Also in June, Pulse Secure said it would buy Brocade’s virtual application delivery controller (vADC) assets for an undisclosed amount. Pulse Secure makes security products for access control, VPN, and devices. The company said that the combination of Pulse’s unified client, Policy Secure, combined with the vADC, would be a key development in the Internet of Things (IoT).
The vADC deal, which included a leased R&D facility in Cambridge, U.K., as well as associated customer support and maintenance contracts, closed in August.
In July, Mavenir Systems — a company dedicated to creating a software-based RAN — purchased Brocade’s virtual evolved packet core (vEPC) product line, including the company’s research and development facility in Mumbai, India. Mavenir also hired certain Brocade employees associated with the vEPC business and will support existing Brocade vEPC customers. Mavenir wanted the vEPC products as part of its multi-access edge computing (MEC) and IoT strategy.
As a side note, both Mavenir and Pulse Secure are owned by Siris Capital.
Andrew Coward, the former VP of strategy at Brocade, created a new company, Lumina Networks, built with the software-defined networking (SDN) controller assets from Brocade. Lumina Networks launched in August with Coward as CEO. The company is headquartered in San Jose, California, with offices in the U.K., India, and Australia. Its controller, which is based on OpenDaylight (ODL), is named the Lumina SDN Controller.
With its purchase, Lumina got all the former Brocade customers that were already using the controller, which totaled about 200 customers.
Delays to Broadcom Deal
While Brocade was busy selling off parts of its business, the deal with Broadcom hit a snag in July. The Federal Trade Commission became concerned that once Broadcom owned Brocade’s fibre channel switches, it would essentially have a monopoly on the market that provides the ASICS for those types of switches. Broadcom supplies Cisco with ASICs for its fibre channel switches. And it would soon own Brocade’s fibre channel switch assets for which it supplies ASICs. The FTC was concerned that Broadcom would use its massive market share to “substantially lessen competition,” or “by increasing the likelihood of coordinated interaction between the two competitors.”

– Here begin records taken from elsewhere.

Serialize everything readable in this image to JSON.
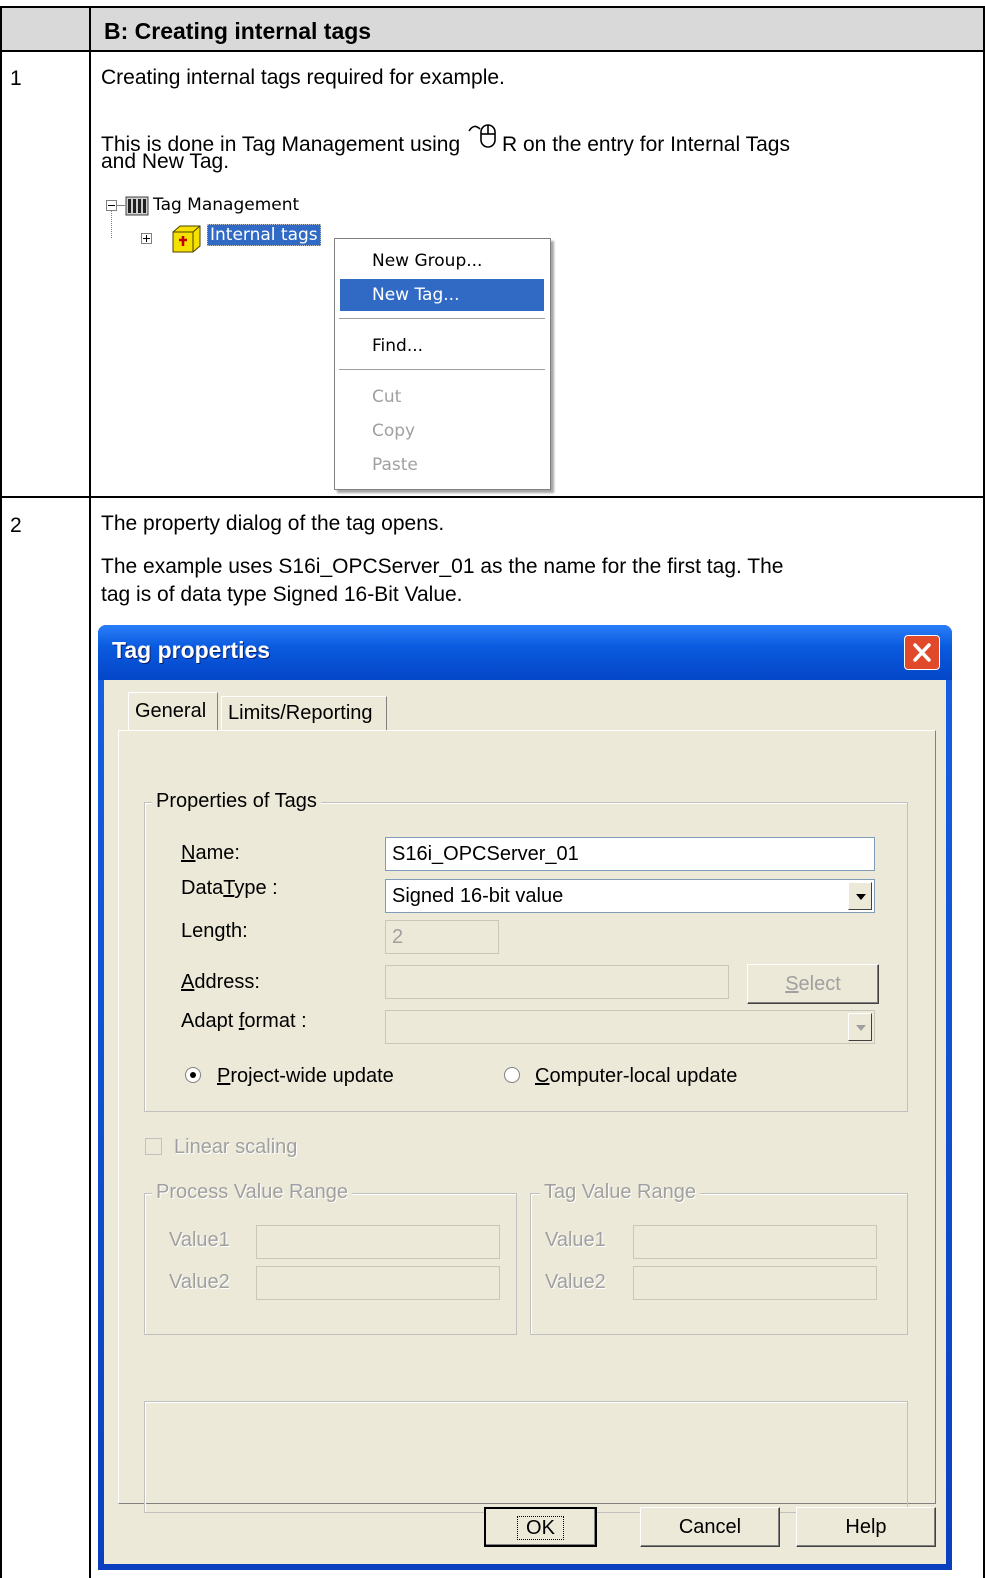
{
  "header": {
    "title": "B: Creating internal tags"
  },
  "steps": [
    {
      "number": "1",
      "line1": "Creating internal tags required for example.",
      "line2_before": "This is done in Tag Management using ",
      "line2_after": "R on the entry for Internal Tags",
      "line3": "and New Tag."
    },
    {
      "number": "2",
      "line1": "The property dialog of the tag opens.",
      "line2": "The example uses S16i_OPCServer_01 as the name for the first tag. The",
      "line3": "tag is of data type Signed 16-Bit Value."
    }
  ],
  "tree": {
    "root_label": "Tag Management",
    "child_label": "Internal tags"
  },
  "context_menu": {
    "items": [
      {
        "label": "New Group...",
        "state": "normal"
      },
      {
        "label": "New Tag...",
        "state": "highlighted"
      },
      {
        "label": "Find...",
        "state": "normal"
      },
      {
        "label": "Cut",
        "state": "disabled"
      },
      {
        "label": "Copy",
        "state": "disabled"
      },
      {
        "label": "Paste",
        "state": "disabled"
      }
    ]
  },
  "dialog": {
    "title": "Tag properties",
    "tabs": [
      "General",
      "Limits/Reporting"
    ],
    "active_tab": "General",
    "properties_group": "Properties of Tags",
    "name_label_u": "N",
    "name_label_rest": "ame:",
    "name_value": "S16i_OPCServer_01",
    "datatype_label_a": "Data",
    "datatype_label_u": "T",
    "datatype_label_b": "ype :",
    "datatype_value": "Signed 16-bit value",
    "length_label": "Length:",
    "length_value": "2",
    "address_label_u": "A",
    "address_label_rest": "ddress:",
    "address_value": "",
    "select_button_u": "S",
    "select_button_rest": "elect",
    "adapt_label_a": "Adapt ",
    "adapt_label_u": "f",
    "adapt_label_b": "ormat :",
    "adapt_value": "",
    "radio_project_u": "P",
    "radio_project_rest": "roject-wide update",
    "radio_computer_u": "C",
    "radio_computer_rest": "omputer-local update",
    "radio_selected": "project-wide",
    "linear_scaling_label": "Linear scaling",
    "linear_scaling_checked": false,
    "process_group": "Process Value Range",
    "tag_group": "Tag Value Range",
    "value1_label": "Value1",
    "value2_label": "Value2",
    "ok_label": "OK",
    "cancel_label": "Cancel",
    "help_label": "Help"
  },
  "colors": {
    "header_bg": "#d9d9d9",
    "titlebar_blue": "#0a5adf",
    "menu_highlight": "#316ac5",
    "close_red": "#e0492a",
    "dialog_bg": "#ece9d8"
  }
}
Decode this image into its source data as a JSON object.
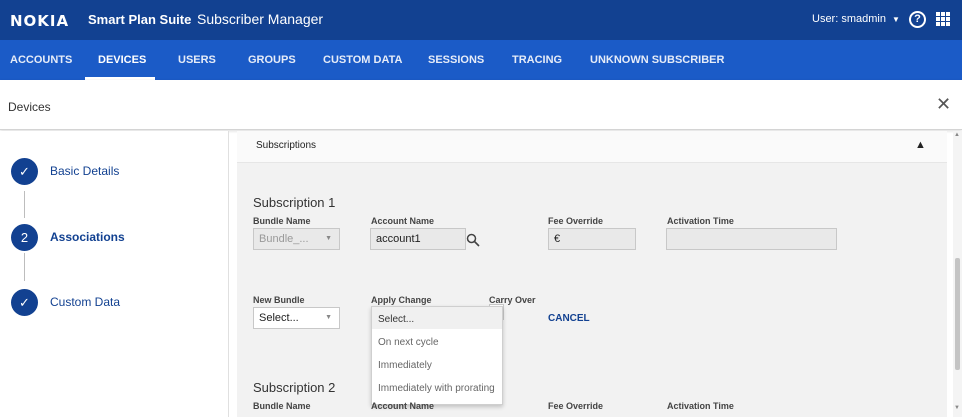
{
  "header": {
    "logo": "NOKIA",
    "suite": "Smart Plan Suite",
    "app": "Subscriber Manager",
    "user": "User: smadmin",
    "help_glyph": "?"
  },
  "nav": {
    "items": [
      "ACCOUNTS",
      "DEVICES",
      "USERS",
      "GROUPS",
      "CUSTOM DATA",
      "SESSIONS",
      "TRACING",
      "UNKNOWN SUBSCRIBER"
    ],
    "active": "DEVICES"
  },
  "page": {
    "title": "Devices",
    "close_glyph": "✕"
  },
  "steps": [
    {
      "label": "Basic Details",
      "marker": "✓",
      "state": "done"
    },
    {
      "label": "Associations",
      "marker": "2",
      "state": "current"
    },
    {
      "label": "Custom Data",
      "marker": "✓",
      "state": "done"
    }
  ],
  "section": {
    "title": "Subscriptions"
  },
  "subscription1": {
    "title": "Subscription 1",
    "labels": {
      "bundle": "Bundle Name",
      "account": "Account Name",
      "fee": "Fee Override",
      "activation": "Activation Time"
    },
    "bundle_value": "Bundle_...",
    "account_value": "account1",
    "fee_value": "€",
    "activation_value": ""
  },
  "change": {
    "labels": {
      "new_bundle": "New Bundle",
      "apply": "Apply Change",
      "carry": "Carry Over"
    },
    "new_bundle_value": "Select...",
    "cancel_label": "CANCEL",
    "dropdown_options": [
      "Select...",
      "On next cycle",
      "Immediately",
      "Immediately with prorating"
    ]
  },
  "subscription2": {
    "title": "Subscription 2",
    "labels": {
      "bundle": "Bundle Name",
      "account": "Account Name",
      "fee": "Fee Override",
      "activation": "Activation Time"
    }
  },
  "colors": {
    "header_bg": "#124191",
    "nav_bg": "#1b5bc7",
    "accent": "#124191"
  },
  "icons": [
    "check-icon",
    "search-icon",
    "help-icon",
    "apps-grid-icon",
    "close-icon",
    "chevron-up-icon",
    "caret-down-icon"
  ]
}
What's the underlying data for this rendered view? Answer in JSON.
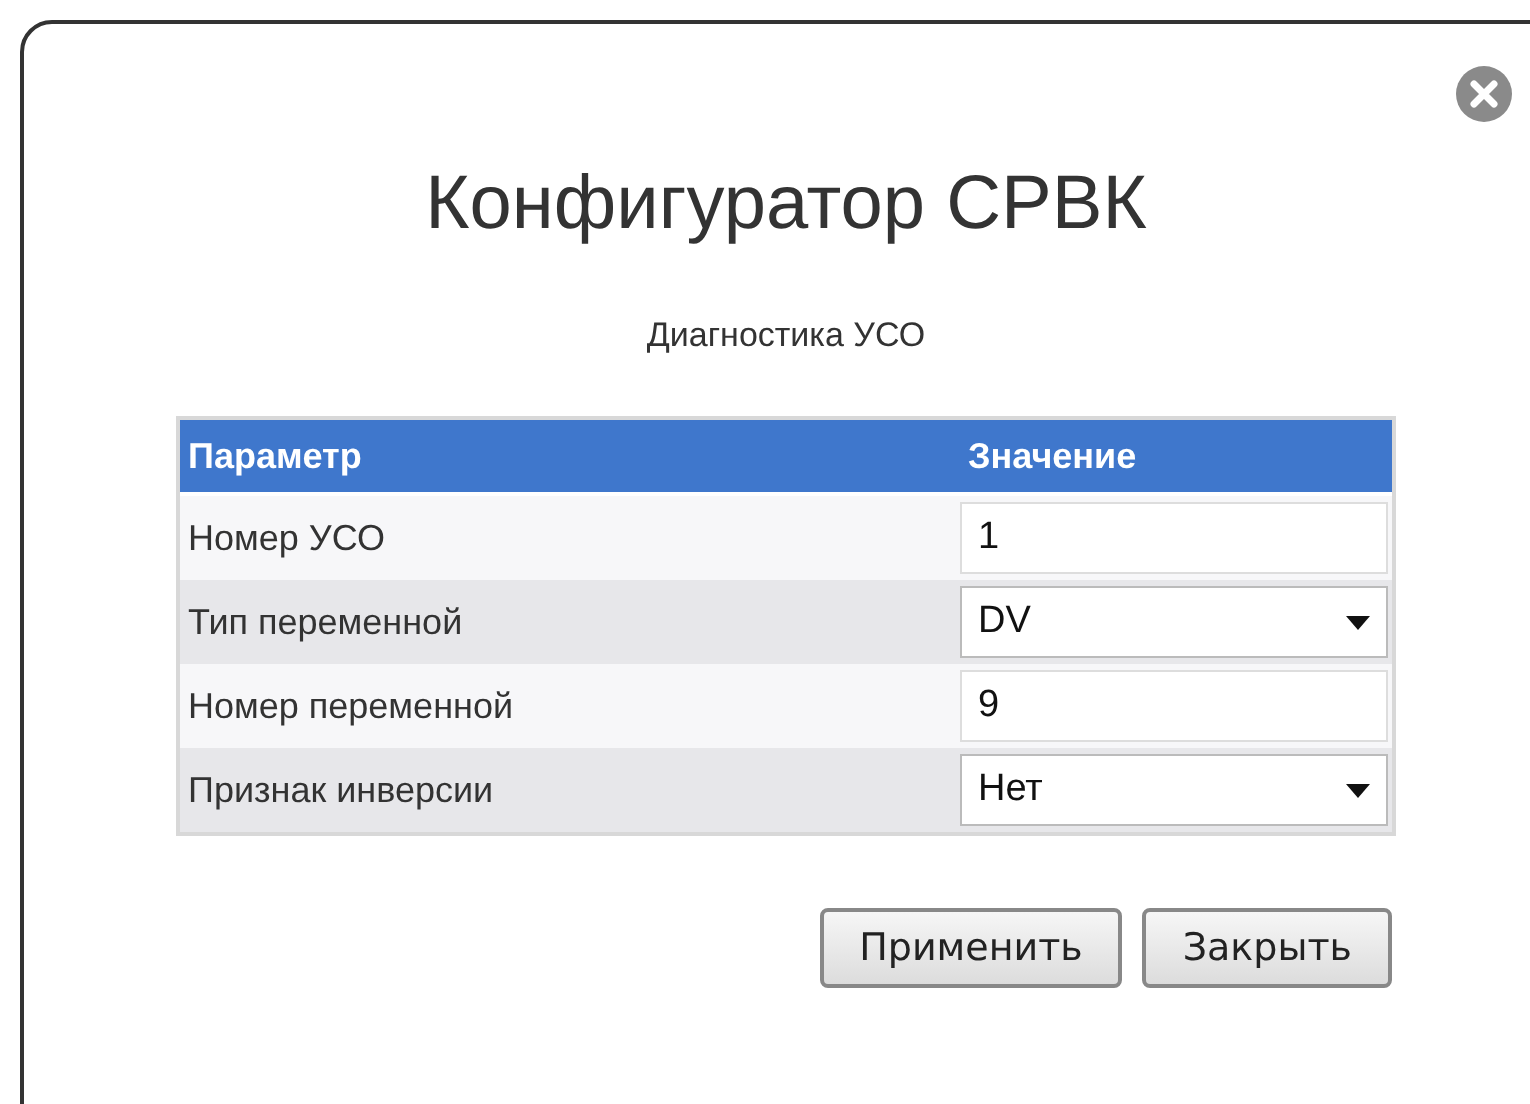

To try and thwart any antitrust activity, the FTC created some requirements and didn’t give its stamp of approval to the deal until August.
But a bigger problem arose in October after a review by the Committee on Foreign Investment in the United States (CFIUS). Reportedly, that CFIUS was concerned about national security related to investments by Chinese companies. Broadcom was domiciled in Singapore and headquartered in San Jose, California.
In the midst of all this, Extreme Networks decided to complete its acquisition of Brocade’s data center switching, routing, and analytics business, without waiting for the Broadcom deal to close.
Broadcom’s Big Move
The drama all culminated in early November with an announcement from the Oval Office of the White House. President Donald Trump and Broadcom CEO Hock Tan said Broadcom would change the nationality of its corporate structure from Singapore to the U.S. This paved the way for Broadcom’s purchase of Brocade to close.
On Nov. 17, Broadcom finally completed its $5.9 billion acquisition of Brocade after more than a year of waiting for regulatory approval. Brocade now operates as an indirect subsidiary of Broadcom with Jack Rondoni, previously Brocade’s SVP of storage networking, serving as the general manager.
On Dec. 1, long-waiting Arris was able to complete its acquisition of the Ruckus Wireless and ICX Switch business from Broadcom.